**TASK INSTRUCTIONS:** Print all of the records below again without a single difference.

DATA EXTRACTS: Begin

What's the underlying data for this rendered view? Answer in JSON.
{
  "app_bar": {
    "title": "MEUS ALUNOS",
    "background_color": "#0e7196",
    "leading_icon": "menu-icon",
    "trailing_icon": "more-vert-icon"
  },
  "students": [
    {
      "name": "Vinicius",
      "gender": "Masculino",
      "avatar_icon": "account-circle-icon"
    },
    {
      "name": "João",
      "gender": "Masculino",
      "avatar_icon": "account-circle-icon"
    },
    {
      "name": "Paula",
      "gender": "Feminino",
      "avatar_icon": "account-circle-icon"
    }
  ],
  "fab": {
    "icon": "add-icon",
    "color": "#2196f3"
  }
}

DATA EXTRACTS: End

**RESPONSE TO THIS EXERCISE:**
What's the underlying data for this rendered view? Answer in JSON.
{
  "app_bar": {
    "title": "MEUS ALUNOS",
    "background_color": "#0e7196",
    "leading_icon": "menu-icon",
    "trailing_icon": "more-vert-icon"
  },
  "students": [
    {
      "name": "Vinicius",
      "gender": "Masculino",
      "avatar_icon": "account-circle-icon"
    },
    {
      "name": "João",
      "gender": "Masculino",
      "avatar_icon": "account-circle-icon"
    },
    {
      "name": "Paula",
      "gender": "Feminino",
      "avatar_icon": "account-circle-icon"
    }
  ],
  "fab": {
    "icon": "add-icon",
    "color": "#2196f3"
  }
}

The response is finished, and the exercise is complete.